9. You start off with a mystery. Every time you reveal a bit of it, you have to do something else to increase it. A good detective story will have the same thing. “My God, so that’s why Lady Carruthers’s butler Jenkins was peering at the keyhole that evening. But where was Mrs. Jenkins?”
10. In your lists, in the imagery and so on, there will be mysteries that you haven’t explained to yourself. The point is, you put in the mystery, it doesn’t matter what it is. It may not be the great truth that you’re going to reveal at the end of the book. You just think, I’ll put this in here because I might need it later. You can’t put in loads of boring exposition about something you have no idea of yourself.
11. Divide your total 60,000 words into four sections, 15,000 words apiece. Divide each into six chapters. You can scale this up or down as you like, of course, but you’ll need more days — and stamina — for longer books, and keep chapters at 2.5k max. In section one the hero will say, “There’s no way I can save the world in six days unless I start by…” Getting the first object of power, or reaching the mystic place, or finding the right sidekick, or whatever. That gives you an immediate goal, and an immediate time element, as well as an overriding time demand. With each section divided into six chapters, each chapter must then contain something which will move the action forward and contribute to that immediate goal.
12. Very often a chapter is something like: attack of the bandits — defeat of the bandits. Nothing particularly complex, but it’s another way you can achieve recognition: by making the structure of a chapter a miniature of the overall structure of the book, so everything feels coherent. The more you’re dealing with incoherence, with chaos — ie with speed — the more you need to underpin everything with simple logic and basic forms that will keep everything tight. Otherwise the thing just starts to spread out into muddle and abstraction.
Read the whole thing.
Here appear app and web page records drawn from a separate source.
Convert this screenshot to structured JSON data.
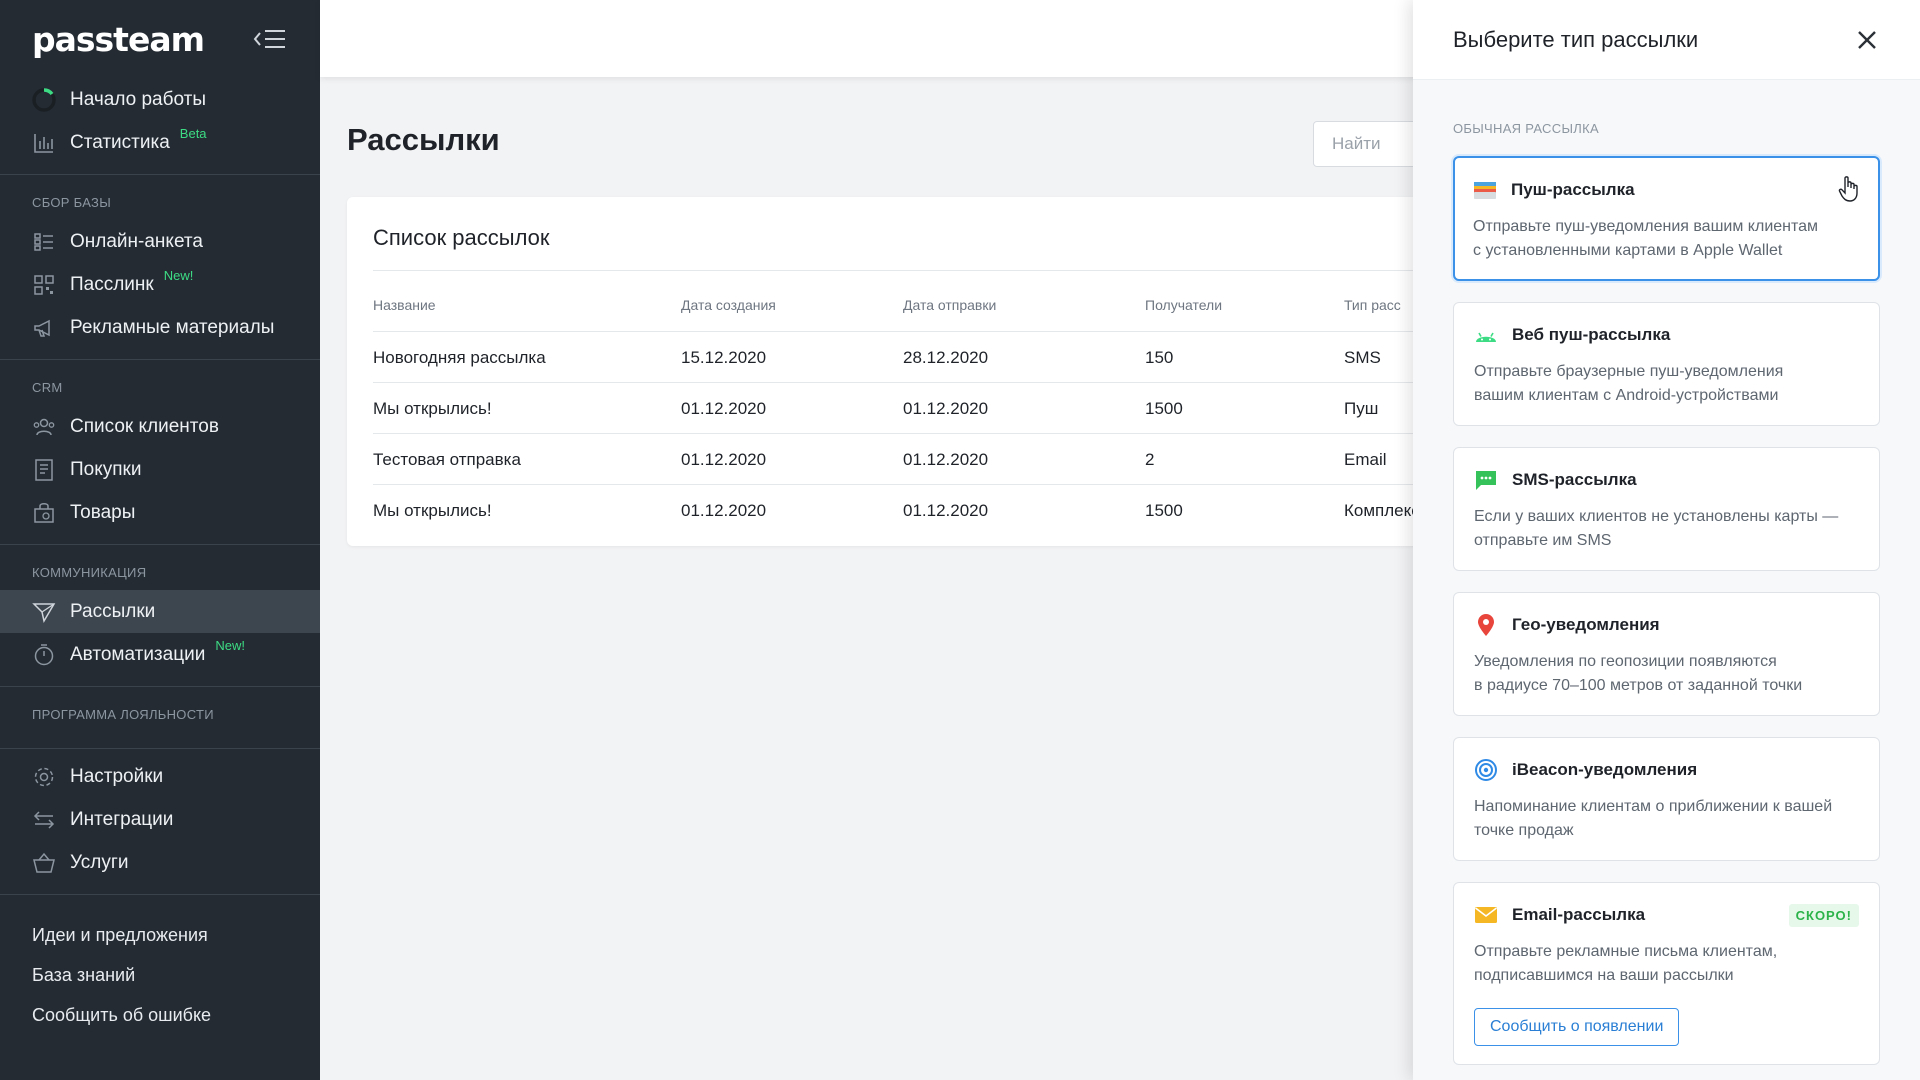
{
  "app": {
    "logo": "passteam"
  },
  "sidebar": {
    "top_items": [
      {
        "label": "Начало работы",
        "icon": "progress-ring-icon"
      },
      {
        "label": "Статистика",
        "icon": "chart-icon",
        "badge": "Beta"
      }
    ],
    "sections": [
      {
        "title": "Сбор базы",
        "items": [
          {
            "label": "Онлайн-анкета",
            "icon": "form-icon"
          },
          {
            "label": "Пасслинк",
            "icon": "qr-icon",
            "badge": "New!"
          },
          {
            "label": "Рекламные материалы",
            "icon": "megaphone-icon"
          }
        ]
      },
      {
        "title": "CRM",
        "items": [
          {
            "label": "Список клиентов",
            "icon": "users-icon"
          },
          {
            "label": "Покупки",
            "icon": "receipt-icon"
          },
          {
            "label": "Товары",
            "icon": "bag-icon"
          }
        ]
      },
      {
        "title": "Коммуникация",
        "items": [
          {
            "label": "Рассылки",
            "icon": "send-icon",
            "active": true
          },
          {
            "label": "Автоматизации",
            "icon": "timer-icon",
            "badge": "New!"
          }
        ]
      },
      {
        "title": "Программа лояльности",
        "items": []
      }
    ],
    "bottom_items": [
      {
        "label": "Настройки",
        "icon": "gear-icon"
      },
      {
        "label": "Интеграции",
        "icon": "swap-icon"
      },
      {
        "label": "Услуги",
        "icon": "basket-icon"
      }
    ],
    "links": [
      "Идеи и предложения",
      "База знаний",
      "Сообщить об ошибке"
    ]
  },
  "main": {
    "title": "Рассылки",
    "search_placeholder": "Найти",
    "card_title": "Список рассылок",
    "columns": [
      "Название",
      "Дата создания",
      "Дата отправки",
      "Получатели",
      "Тип расс"
    ],
    "rows": [
      [
        "Новогодняя рассылка",
        "15.12.2020",
        "28.12.2020",
        "150",
        "SMS"
      ],
      [
        "Мы открылись!",
        "01.12.2020",
        "01.12.2020",
        "1500",
        "Пуш"
      ],
      [
        "Тестовая отправка",
        "01.12.2020",
        "01.12.2020",
        "2",
        "Email"
      ],
      [
        "Мы открылись!",
        "01.12.2020",
        "01.12.2020",
        "1500",
        "Комплекс"
      ]
    ]
  },
  "panel": {
    "title": "Выберите тип рассылки",
    "section": "Обычная рассылка",
    "options": [
      {
        "title": "Пуш-рассылка",
        "desc1": "Отправьте пуш-уведомления вашим клиентам",
        "desc2": "с установленными картами в Apple Wallet",
        "icon": "wallet-icon",
        "selected": true
      },
      {
        "title": "Веб пуш-рассылка",
        "desc1": "Отправьте браузерные пуш-уведомления",
        "desc2": "вашим клиентам с Android-устройствами",
        "icon": "android-icon"
      },
      {
        "title": "SMS-рассылка",
        "desc1": "Если у ваших клиентов не установлены карты —",
        "desc2": "отправьте им SMS",
        "icon": "sms-icon"
      },
      {
        "title": "Гео-уведомления",
        "desc1": "Уведомления по геопозиции появляются",
        "desc2": "в радиусе 70–100 метров от заданной точки",
        "icon": "location-pin-icon"
      },
      {
        "title": "iBeacon-уведомления",
        "desc1": "Напоминание клиентам о приближении к вашей",
        "desc2": "точке продаж",
        "icon": "beacon-icon"
      },
      {
        "title": "Email-рассылка",
        "desc1": "Отправьте рекламные письма клиентам,",
        "desc2": "подписавшимся на ваши рассылки",
        "icon": "envelope-icon",
        "badge": "Скоро!",
        "button": "Сообщить о появлении"
      }
    ]
  },
  "colors": {
    "sidebar_bg": "#242b33",
    "accent": "#3b91e8",
    "new_badge": "#3ddc84"
  }
}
Now, did you notice something? A lot of these  super writers mention the same points over and over. Especially these three points:

1. Plan the story ahead of time, including not only the plot twists, but crucial details like sensory descriptions and exotic names. This planning phase must SEPARATE and PRIOR to the writing sessions.

2. Give yourself a long period to write so you can get into the flow and keep going.

3. Lock out all distractions, including any form of communication (internet, phone, social media, relatives, spouses and offspring) so you can immerse yourself in your story.

My own notes on how to prepare scene outlines ahead of time can be found here: Scene Helper.

1 comment:

Sophie M said...

Thank you for this. It will be difficult for me to implement many of the suggestions (I am sure you understand my situation), but I will give it my best shot. Thanks again for all the input, Tara!